It's a race against the fog and the rising tide. We barely snuck in, now the plane has to sneak out.

Yet another successful fly-in fly-out surfari to the Petrof Glacier break.

Something to put in the back of your mind for the next time you are scheming on flying over a coastal mountain range for a day at a remote surf break . . . What you see on your side is likely not what you’ll find on the other side. This was the certainly the case on January 30th when we loaded up the Homer Air Cessna 206 with surf boards and a little survival gear and headed up over the Kenai Mountain Range.

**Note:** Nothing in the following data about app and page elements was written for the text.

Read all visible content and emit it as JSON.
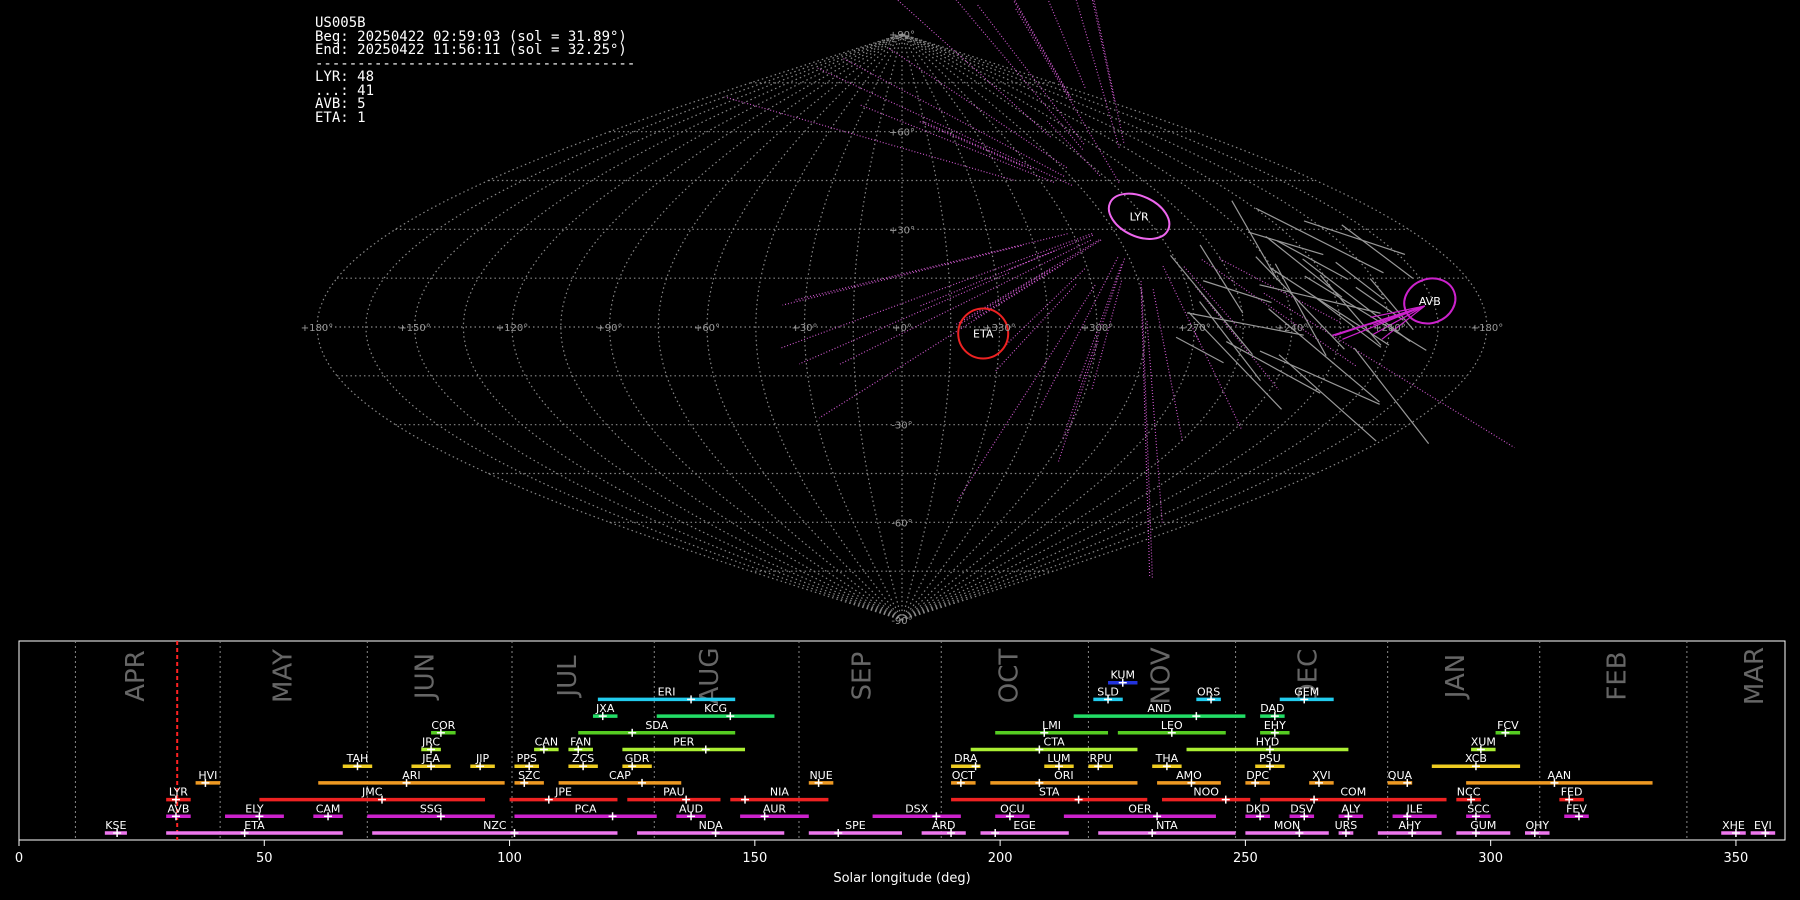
{
  "info": {
    "station": "US005B",
    "begin": "Beg: 20250422 02:59:03 (sol = 31.89°)",
    "end": "End: 20250422 11:56:11 (sol = 32.25°)",
    "separator": "--------------------------------------",
    "counts": [
      "LYR: 48",
      "...: 41",
      "AVB: 5",
      "ETA: 1"
    ]
  },
  "colors": {
    "background": "#000000",
    "grid": "#888888",
    "lyr": "#ee66ee",
    "avb": "#cc22cc",
    "eta": "#ee2222",
    "sporadic": "#999999",
    "current_sol": "#ff2222"
  },
  "chart_data": [
    {
      "type": "scatter",
      "projection": "sinusoidal",
      "grid": true,
      "lon_tick_labels": [
        "+180°",
        "+150°",
        "+120°",
        "+90°",
        "+60°",
        "+30°",
        "+0°",
        "+330°",
        "+300°",
        "+270°",
        "+240°",
        "+210°",
        "+180°"
      ],
      "lat_tick_labels": [
        "+90°",
        "+60°",
        "+30°",
        "-30°",
        "-60°",
        "-90°"
      ],
      "radiants": [
        {
          "name": "LYR",
          "ra": 272,
          "dec": 34,
          "color": "#ee66ee",
          "count": 48
        },
        {
          "name": "AVB",
          "ra": 196,
          "dec": 8,
          "color": "#cc22cc",
          "count": 5
        },
        {
          "name": "ETA",
          "ra": 335,
          "dec": -2,
          "color": "#ee2222",
          "count": 1
        }
      ]
    },
    {
      "type": "bar",
      "xlabel": "Solar longitude (deg)",
      "xlim": [
        0,
        360
      ],
      "x_ticks": [
        0,
        50,
        100,
        150,
        200,
        250,
        300,
        350
      ],
      "grid": true,
      "current_sol": 32.25,
      "month_boundaries": [
        11.5,
        41,
        71,
        100.5,
        129.5,
        159,
        188,
        218,
        248,
        279,
        310,
        340
      ],
      "months": [
        {
          "name": "APR",
          "x": 24
        },
        {
          "name": "MAY",
          "x": 54
        },
        {
          "name": "JUN",
          "x": 83
        },
        {
          "name": "JUL",
          "x": 112
        },
        {
          "name": "AUG",
          "x": 141
        },
        {
          "name": "SEP",
          "x": 172
        },
        {
          "name": "OCT",
          "x": 202
        },
        {
          "name": "NOV",
          "x": 233
        },
        {
          "name": "DEC",
          "x": 263
        },
        {
          "name": "JAN",
          "x": 293
        },
        {
          "name": "FEB",
          "x": 326
        },
        {
          "name": "MAR",
          "x": 354
        }
      ],
      "showers": [
        {
          "name": "KSE",
          "start": 17.5,
          "end": 22,
          "peak": 20,
          "row": 0,
          "color": "#ee77ee"
        },
        {
          "name": "ETA",
          "start": 30,
          "end": 66,
          "peak": 46,
          "row": 0,
          "color": "#ee77ee"
        },
        {
          "name": "NZC",
          "start": 72,
          "end": 122,
          "peak": 101,
          "row": 0,
          "color": "#ee77ee"
        },
        {
          "name": "NDA",
          "start": 126,
          "end": 156,
          "peak": 142,
          "row": 0,
          "color": "#ee77ee"
        },
        {
          "name": "SPE",
          "start": 161,
          "end": 180,
          "peak": 167,
          "row": 0,
          "color": "#ee77ee"
        },
        {
          "name": "ARD",
          "start": 184,
          "end": 193,
          "peak": 190,
          "row": 0,
          "color": "#ee77ee"
        },
        {
          "name": "EGE",
          "start": 196,
          "end": 214,
          "peak": 199,
          "row": 0,
          "color": "#ee77ee"
        },
        {
          "name": "NTA",
          "start": 220,
          "end": 248,
          "peak": 231,
          "row": 0,
          "color": "#ee77ee"
        },
        {
          "name": "MON",
          "start": 250,
          "end": 267,
          "peak": 261,
          "row": 0,
          "color": "#ee77ee"
        },
        {
          "name": "URS",
          "start": 269,
          "end": 272,
          "peak": 270.5,
          "row": 0,
          "color": "#ee77ee"
        },
        {
          "name": "AHY",
          "start": 277,
          "end": 290,
          "peak": 284,
          "row": 0,
          "color": "#ee77ee"
        },
        {
          "name": "GUM",
          "start": 293,
          "end": 304,
          "peak": 297,
          "row": 0,
          "color": "#ee77ee"
        },
        {
          "name": "OHY",
          "start": 307,
          "end": 312,
          "peak": 309,
          "row": 0,
          "color": "#ee77ee"
        },
        {
          "name": "XHE",
          "start": 347,
          "end": 352,
          "peak": 350,
          "row": 0,
          "color": "#ee77ee"
        },
        {
          "name": "EVI",
          "start": 353,
          "end": 358,
          "peak": 356,
          "row": 0,
          "color": "#ee77ee"
        },
        {
          "name": "AVB",
          "start": 30,
          "end": 35,
          "peak": 32,
          "row": 1,
          "color": "#cc22cc"
        },
        {
          "name": "ELY",
          "start": 42,
          "end": 54,
          "peak": 49,
          "row": 1,
          "color": "#cc22cc"
        },
        {
          "name": "CAM",
          "start": 60,
          "end": 66,
          "peak": 63,
          "row": 1,
          "color": "#cc22cc"
        },
        {
          "name": "SSG",
          "start": 71,
          "end": 97,
          "peak": 86,
          "row": 1,
          "color": "#cc22cc"
        },
        {
          "name": "PCA",
          "start": 101,
          "end": 130,
          "peak": 121,
          "row": 1,
          "color": "#cc22cc"
        },
        {
          "name": "AUD",
          "start": 134,
          "end": 140,
          "peak": 137,
          "row": 1,
          "color": "#cc22cc"
        },
        {
          "name": "AUR",
          "start": 147,
          "end": 161,
          "peak": 152,
          "row": 1,
          "color": "#cc22cc"
        },
        {
          "name": "DSX",
          "start": 174,
          "end": 192,
          "peak": 187,
          "row": 1,
          "color": "#cc22cc"
        },
        {
          "name": "OCU",
          "start": 199,
          "end": 206,
          "peak": 202,
          "row": 1,
          "color": "#cc22cc"
        },
        {
          "name": "OER",
          "start": 213,
          "end": 244,
          "peak": 232,
          "row": 1,
          "color": "#cc22cc"
        },
        {
          "name": "DKD",
          "start": 250,
          "end": 255,
          "peak": 253,
          "row": 1,
          "color": "#cc22cc"
        },
        {
          "name": "DSV",
          "start": 259,
          "end": 264,
          "peak": 262,
          "row": 1,
          "color": "#cc22cc"
        },
        {
          "name": "ALY",
          "start": 269,
          "end": 274,
          "peak": 271,
          "row": 1,
          "color": "#cc22cc"
        },
        {
          "name": "JLE",
          "start": 280,
          "end": 289,
          "peak": 283,
          "row": 1,
          "color": "#cc22cc"
        },
        {
          "name": "SCC",
          "start": 295,
          "end": 300,
          "peak": 297,
          "row": 1,
          "color": "#cc22cc"
        },
        {
          "name": "FEV",
          "start": 315,
          "end": 320,
          "peak": 318,
          "row": 1,
          "color": "#cc22cc"
        },
        {
          "name": "LYR",
          "start": 30,
          "end": 35,
          "peak": 32,
          "row": 2,
          "color": "#ee2222"
        },
        {
          "name": "JMC",
          "start": 49,
          "end": 95,
          "peak": 74,
          "row": 2,
          "color": "#ee2222"
        },
        {
          "name": "JPE",
          "start": 100,
          "end": 122,
          "peak": 108,
          "row": 2,
          "color": "#ee2222"
        },
        {
          "name": "PAU",
          "start": 124,
          "end": 143,
          "peak": 136,
          "row": 2,
          "color": "#ee2222"
        },
        {
          "name": "NIA",
          "start": 145,
          "end": 165,
          "peak": 148,
          "row": 2,
          "color": "#ee2222"
        },
        {
          "name": "STA",
          "start": 190,
          "end": 230,
          "peak": 216,
          "row": 2,
          "color": "#ee2222"
        },
        {
          "name": "NOO",
          "start": 233,
          "end": 251,
          "peak": 246,
          "row": 2,
          "color": "#ee2222"
        },
        {
          "name": "COM",
          "start": 253,
          "end": 291,
          "peak": 264,
          "row": 2,
          "color": "#ee2222"
        },
        {
          "name": "NCC",
          "start": 293,
          "end": 298,
          "peak": 296,
          "row": 2,
          "color": "#ee2222"
        },
        {
          "name": "FED",
          "start": 314,
          "end": 319,
          "peak": 316,
          "row": 2,
          "color": "#ee2222"
        },
        {
          "name": "HVI",
          "start": 36,
          "end": 41,
          "peak": 38,
          "row": 3,
          "color": "#ee9922"
        },
        {
          "name": "ARI",
          "start": 61,
          "end": 99,
          "peak": 79,
          "row": 3,
          "color": "#ee9922"
        },
        {
          "name": "SZC",
          "start": 101,
          "end": 107,
          "peak": 103,
          "row": 3,
          "color": "#ee9922"
        },
        {
          "name": "CAP",
          "start": 110,
          "end": 135,
          "peak": 127,
          "row": 3,
          "color": "#ee9922"
        },
        {
          "name": "NUE",
          "start": 161,
          "end": 166,
          "peak": 163,
          "row": 3,
          "color": "#ee9922"
        },
        {
          "name": "OCT",
          "start": 190,
          "end": 195,
          "peak": 192,
          "row": 3,
          "color": "#ee9922"
        },
        {
          "name": "ORI",
          "start": 198,
          "end": 228,
          "peak": 208,
          "row": 3,
          "color": "#ee9922"
        },
        {
          "name": "AMO",
          "start": 232,
          "end": 245,
          "peak": 239,
          "row": 3,
          "color": "#ee9922"
        },
        {
          "name": "DPC",
          "start": 250,
          "end": 255,
          "peak": 252,
          "row": 3,
          "color": "#ee9922"
        },
        {
          "name": "XVI",
          "start": 263,
          "end": 268,
          "peak": 265,
          "row": 3,
          "color": "#ee9922"
        },
        {
          "name": "QUA",
          "start": 279,
          "end": 284,
          "peak": 283,
          "row": 3,
          "color": "#ee9922"
        },
        {
          "name": "AAN",
          "start": 295,
          "end": 333,
          "peak": 313,
          "row": 3,
          "color": "#ee9922"
        },
        {
          "name": "TAH",
          "start": 66,
          "end": 72,
          "peak": 69,
          "row": 4,
          "color": "#eecc22"
        },
        {
          "name": "JEA",
          "start": 80,
          "end": 88,
          "peak": 84,
          "row": 4,
          "color": "#eecc22"
        },
        {
          "name": "JIP",
          "start": 92,
          "end": 97,
          "peak": 94,
          "row": 4,
          "color": "#eecc22"
        },
        {
          "name": "PPS",
          "start": 101,
          "end": 106,
          "peak": 104,
          "row": 4,
          "color": "#eecc22"
        },
        {
          "name": "ZCS",
          "start": 112,
          "end": 118,
          "peak": 115,
          "row": 4,
          "color": "#eecc22"
        },
        {
          "name": "GDR",
          "start": 123,
          "end": 129,
          "peak": 125,
          "row": 4,
          "color": "#eecc22"
        },
        {
          "name": "DRA",
          "start": 190,
          "end": 196,
          "peak": 195,
          "row": 4,
          "color": "#eecc22"
        },
        {
          "name": "LUM",
          "start": 209,
          "end": 215,
          "peak": 212,
          "row": 4,
          "color": "#eecc22"
        },
        {
          "name": "RPU",
          "start": 218,
          "end": 223,
          "peak": 220,
          "row": 4,
          "color": "#eecc22"
        },
        {
          "name": "THA",
          "start": 231,
          "end": 237,
          "peak": 234,
          "row": 4,
          "color": "#eecc22"
        },
        {
          "name": "PSU",
          "start": 252,
          "end": 258,
          "peak": 255,
          "row": 4,
          "color": "#eecc22"
        },
        {
          "name": "XCB",
          "start": 288,
          "end": 306,
          "peak": 297,
          "row": 4,
          "color": "#eecc22"
        },
        {
          "name": "JRC",
          "start": 82,
          "end": 86,
          "peak": 84,
          "row": 5,
          "color": "#aaee33"
        },
        {
          "name": "CAN",
          "start": 105,
          "end": 110,
          "peak": 107,
          "row": 5,
          "color": "#aaee33"
        },
        {
          "name": "FAN",
          "start": 112,
          "end": 117,
          "peak": 114,
          "row": 5,
          "color": "#aaee33"
        },
        {
          "name": "PER",
          "start": 123,
          "end": 148,
          "peak": 140,
          "row": 5,
          "color": "#aaee33"
        },
        {
          "name": "CTA",
          "start": 194,
          "end": 228,
          "peak": 208,
          "row": 5,
          "color": "#aaee33"
        },
        {
          "name": "HYD",
          "start": 238,
          "end": 271,
          "peak": 255,
          "row": 5,
          "color": "#aaee33"
        },
        {
          "name": "XUM",
          "start": 296,
          "end": 301,
          "peak": 298,
          "row": 5,
          "color": "#aaee33"
        },
        {
          "name": "COR",
          "start": 84,
          "end": 89,
          "peak": 86,
          "row": 6,
          "color": "#55cc22"
        },
        {
          "name": "SDA",
          "start": 114,
          "end": 146,
          "peak": 125,
          "row": 6,
          "color": "#55cc22"
        },
        {
          "name": "LMI",
          "start": 199,
          "end": 222,
          "peak": 209,
          "row": 6,
          "color": "#55cc22"
        },
        {
          "name": "LEO",
          "start": 224,
          "end": 246,
          "peak": 235,
          "row": 6,
          "color": "#55cc22"
        },
        {
          "name": "EHY",
          "start": 253,
          "end": 259,
          "peak": 256,
          "row": 6,
          "color": "#55cc22"
        },
        {
          "name": "FCV",
          "start": 301,
          "end": 306,
          "peak": 303,
          "row": 6,
          "color": "#55cc22"
        },
        {
          "name": "JXA",
          "start": 117,
          "end": 122,
          "peak": 119,
          "row": 7,
          "color": "#22dd66"
        },
        {
          "name": "KCG",
          "start": 130,
          "end": 154,
          "peak": 145,
          "row": 7,
          "color": "#22dd66"
        },
        {
          "name": "AND",
          "start": 215,
          "end": 250,
          "peak": 240,
          "row": 7,
          "color": "#22dd66"
        },
        {
          "name": "DAD",
          "start": 253,
          "end": 258,
          "peak": 256,
          "row": 7,
          "color": "#22dd66"
        },
        {
          "name": "ERI",
          "start": 118,
          "end": 146,
          "peak": 137,
          "row": 8,
          "color": "#22ccee"
        },
        {
          "name": "SLD",
          "start": 219,
          "end": 225,
          "peak": 222,
          "row": 8,
          "color": "#22ccee"
        },
        {
          "name": "ORS",
          "start": 240,
          "end": 245,
          "peak": 243,
          "row": 8,
          "color": "#22ccee"
        },
        {
          "name": "GEM",
          "start": 257,
          "end": 268,
          "peak": 262,
          "row": 8,
          "color": "#22ccee"
        },
        {
          "name": "KUM",
          "start": 222,
          "end": 228,
          "peak": 225,
          "row": 9,
          "color": "#2233dd"
        }
      ]
    }
  ]
}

Scenic glacier and mountain views on our fly-out surf trip to a remote surf break in Alaska.

This time we did suspect that we might see some fog, but just couldn’t resist taking the gamble. The coastal fog was pretty thick as far as we could see as we came over the mountains. It was all smiles and surf stoke when we saw a swell crashing on the beach through a little sliver of a window in the fog right over the very beach we needed to land on.

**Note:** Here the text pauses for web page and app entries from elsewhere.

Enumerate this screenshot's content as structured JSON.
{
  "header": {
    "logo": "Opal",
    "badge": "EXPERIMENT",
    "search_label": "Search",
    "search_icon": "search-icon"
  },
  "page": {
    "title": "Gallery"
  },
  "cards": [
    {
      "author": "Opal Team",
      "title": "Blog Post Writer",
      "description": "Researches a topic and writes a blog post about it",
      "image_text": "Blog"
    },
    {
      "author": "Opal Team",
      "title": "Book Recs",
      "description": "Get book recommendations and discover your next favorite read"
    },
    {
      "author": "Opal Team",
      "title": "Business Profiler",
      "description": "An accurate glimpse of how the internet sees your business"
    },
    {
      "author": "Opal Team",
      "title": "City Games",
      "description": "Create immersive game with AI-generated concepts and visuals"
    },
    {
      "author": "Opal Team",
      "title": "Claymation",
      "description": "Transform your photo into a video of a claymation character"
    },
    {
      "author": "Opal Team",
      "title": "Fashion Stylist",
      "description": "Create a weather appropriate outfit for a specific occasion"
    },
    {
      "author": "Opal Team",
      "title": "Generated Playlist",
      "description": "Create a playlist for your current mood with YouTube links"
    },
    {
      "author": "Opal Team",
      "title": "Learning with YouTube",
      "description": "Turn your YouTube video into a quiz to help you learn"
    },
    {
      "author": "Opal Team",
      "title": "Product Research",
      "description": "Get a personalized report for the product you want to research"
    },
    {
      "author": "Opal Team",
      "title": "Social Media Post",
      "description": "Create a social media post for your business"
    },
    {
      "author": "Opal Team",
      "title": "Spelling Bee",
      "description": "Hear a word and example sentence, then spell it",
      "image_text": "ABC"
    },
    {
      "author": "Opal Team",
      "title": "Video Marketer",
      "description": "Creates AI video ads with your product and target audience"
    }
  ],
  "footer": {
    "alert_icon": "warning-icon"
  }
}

A window to paradise. The fog parts for our beach landing.

The tides were such that we could just squeeze onto the beach in the morning before the water rose too high (see the photo below, no time to spare!). Pickup was scheduled for just before dark once the tide had ebbed enough to uncover the beach landing site again.

No sooner had we unloaded the plane than a set wave surged all the way up to the landing gear as the pilot powered up for takeoff.

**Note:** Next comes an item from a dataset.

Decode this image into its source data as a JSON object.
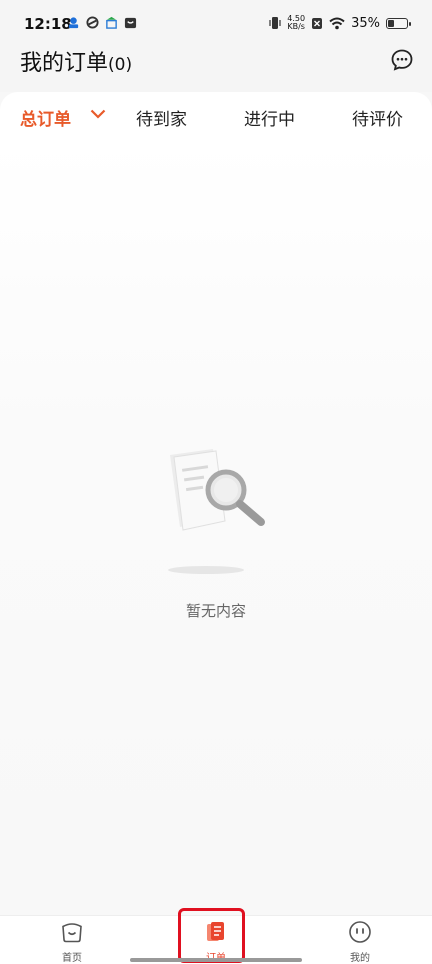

We were particularly eager to surf through the high tide this trip after what we found on the previous Petrof surfari – Winter storms had sculpted the bar into something that just begged to be surfed on a high tide. Well, it turns out that the winter storms weren’t done and the bar was totally different again this trip. But no worries, our dreams were fulfilled with a killer session of quick drops and barrels on the new bar.

As soon as the plane departed the little window in the fog that let us onto the beach closed in all around us. The entire day was spent in a fog so thick that the beach was only intermittently visible. Silky smooth waist to slightly overhead swells were emerging out of the fog all day.

Stephanie Haynes walking out to a myseriously perfect break.

Mike McCune gets his first bit of bliss for the day. Trust me he's there in the fog, right in the pocket.

After watching Mike surf this wave, the camera went in the bag - My vision was foggy, but it was clearly time for me to get in the water!

After a short four hours we decided it was time to think about how we were going to spend the night with four wet surfers in a single two man tent. And how about starting a fire in a rainforest?

As soon as we were out of our wetsuits we got to working on the fire and heating water on a camp stove. Just as the fire finally got going we heard a buzzing overhead. With mixed emotions we watched our plane emerge from the fog as it touched down on the beach. I don’t think I was the only one already looking forward to that morning surf session.  At least it was a more appealing thought than the 14hrs of darkness to come before it.

Loading the plane still wondering if we really wanted to be stranded?

View back to the remote Petrof Glacier fly-in surf spot somewhere under that coastal fog below the glacier.

Stunning flightsee at sunset on the way back to Homer, Alaska through the Kenai Mountains.

Not a lot of photos from this trip, I kept thinking the fog would clear and then I’d stop and capture a few of those sweet waves. Well, good thing I took a few shots before leaving the camera high up on the beach, out of the tides reach, and ran myself out of sight into the fog. No regrets missing the photos here though – my memory is foggy but I’ll bet there were more barrels in that session alone than my previous three years of surfing combined. I take that back, one regret, I should have started counting at the beginning!

Like what you are seeing? want to see more about this Petrof Glacier fly-out surf thing?Further reading here on SurfAlaska.net below: